◆ PROBLEM TO WORK ON: From the entries below, copy every line that has the word "Array".

═══ DATA IN THIS EXERCISE ═══

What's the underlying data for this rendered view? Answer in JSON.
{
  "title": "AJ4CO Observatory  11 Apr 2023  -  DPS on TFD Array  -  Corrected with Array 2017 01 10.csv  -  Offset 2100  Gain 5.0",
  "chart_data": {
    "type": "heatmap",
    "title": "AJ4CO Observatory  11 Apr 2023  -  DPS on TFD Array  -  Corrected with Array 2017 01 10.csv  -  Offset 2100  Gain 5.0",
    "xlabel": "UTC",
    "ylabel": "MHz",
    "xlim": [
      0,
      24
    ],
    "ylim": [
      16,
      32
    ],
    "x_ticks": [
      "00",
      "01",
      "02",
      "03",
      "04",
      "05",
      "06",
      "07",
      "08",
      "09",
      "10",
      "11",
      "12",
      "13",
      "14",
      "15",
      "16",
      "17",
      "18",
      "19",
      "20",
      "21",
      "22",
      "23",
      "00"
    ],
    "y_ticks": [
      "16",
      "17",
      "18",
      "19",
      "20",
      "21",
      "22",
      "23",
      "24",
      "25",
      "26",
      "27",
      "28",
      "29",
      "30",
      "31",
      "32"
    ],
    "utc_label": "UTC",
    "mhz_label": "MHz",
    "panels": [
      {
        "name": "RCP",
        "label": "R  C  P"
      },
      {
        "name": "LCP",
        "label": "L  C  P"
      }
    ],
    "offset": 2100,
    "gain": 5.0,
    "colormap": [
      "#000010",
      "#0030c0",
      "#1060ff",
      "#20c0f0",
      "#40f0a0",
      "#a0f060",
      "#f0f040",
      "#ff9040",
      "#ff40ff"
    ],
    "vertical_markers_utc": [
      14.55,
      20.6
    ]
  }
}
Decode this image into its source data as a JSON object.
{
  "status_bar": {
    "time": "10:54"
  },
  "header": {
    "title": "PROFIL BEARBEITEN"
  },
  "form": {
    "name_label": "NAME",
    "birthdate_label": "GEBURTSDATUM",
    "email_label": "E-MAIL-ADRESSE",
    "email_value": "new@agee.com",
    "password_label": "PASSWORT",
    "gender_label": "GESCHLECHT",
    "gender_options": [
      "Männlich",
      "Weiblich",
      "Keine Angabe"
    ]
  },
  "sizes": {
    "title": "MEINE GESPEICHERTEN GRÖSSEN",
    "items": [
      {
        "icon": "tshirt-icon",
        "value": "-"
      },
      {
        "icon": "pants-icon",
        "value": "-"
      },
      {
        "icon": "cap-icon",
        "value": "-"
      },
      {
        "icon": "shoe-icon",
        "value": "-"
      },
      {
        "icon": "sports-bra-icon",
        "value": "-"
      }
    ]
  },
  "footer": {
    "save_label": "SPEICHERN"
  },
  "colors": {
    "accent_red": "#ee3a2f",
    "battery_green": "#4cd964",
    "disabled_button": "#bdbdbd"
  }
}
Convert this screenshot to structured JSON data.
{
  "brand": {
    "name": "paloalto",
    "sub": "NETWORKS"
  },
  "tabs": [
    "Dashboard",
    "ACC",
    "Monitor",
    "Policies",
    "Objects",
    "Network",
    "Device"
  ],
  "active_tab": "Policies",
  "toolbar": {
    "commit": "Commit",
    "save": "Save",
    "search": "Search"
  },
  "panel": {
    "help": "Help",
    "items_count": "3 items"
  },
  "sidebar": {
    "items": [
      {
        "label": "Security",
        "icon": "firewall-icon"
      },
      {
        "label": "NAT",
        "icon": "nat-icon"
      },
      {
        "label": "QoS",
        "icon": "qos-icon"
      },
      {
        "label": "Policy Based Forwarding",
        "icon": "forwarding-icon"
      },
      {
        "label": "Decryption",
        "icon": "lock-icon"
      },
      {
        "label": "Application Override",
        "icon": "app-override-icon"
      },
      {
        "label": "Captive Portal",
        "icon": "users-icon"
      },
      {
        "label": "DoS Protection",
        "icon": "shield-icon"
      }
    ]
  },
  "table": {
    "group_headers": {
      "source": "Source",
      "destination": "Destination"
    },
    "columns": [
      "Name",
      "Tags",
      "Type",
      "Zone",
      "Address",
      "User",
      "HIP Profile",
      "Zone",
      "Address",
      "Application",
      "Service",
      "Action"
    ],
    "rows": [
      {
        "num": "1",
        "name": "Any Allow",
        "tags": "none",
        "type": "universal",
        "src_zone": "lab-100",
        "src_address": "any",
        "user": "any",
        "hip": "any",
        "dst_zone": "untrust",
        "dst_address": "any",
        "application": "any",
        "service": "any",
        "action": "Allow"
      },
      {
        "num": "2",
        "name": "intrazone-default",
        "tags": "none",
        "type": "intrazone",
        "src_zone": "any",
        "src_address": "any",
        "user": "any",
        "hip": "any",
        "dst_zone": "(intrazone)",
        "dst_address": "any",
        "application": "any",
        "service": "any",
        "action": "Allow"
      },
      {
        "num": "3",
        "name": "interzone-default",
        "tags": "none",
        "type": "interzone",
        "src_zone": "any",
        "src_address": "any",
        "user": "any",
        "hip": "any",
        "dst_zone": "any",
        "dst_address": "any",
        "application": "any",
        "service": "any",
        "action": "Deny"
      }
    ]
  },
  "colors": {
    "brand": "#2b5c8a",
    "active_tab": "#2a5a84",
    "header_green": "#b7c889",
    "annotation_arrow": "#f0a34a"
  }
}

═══

◆ ANSWER AREA:
  "title": "AJ4CO Observatory  11 Apr 2023  -  DPS on TFD Array  -  Corrected with Array 2017 01 10.csv  -  Offset 2100  Gain 5.0",
    "title": "AJ4CO Observatory  11 Apr 2023  -  DPS on TFD Array  -  Corrected with Array 2017 01 10.csv  -  Offset 2100  Gain 5.0",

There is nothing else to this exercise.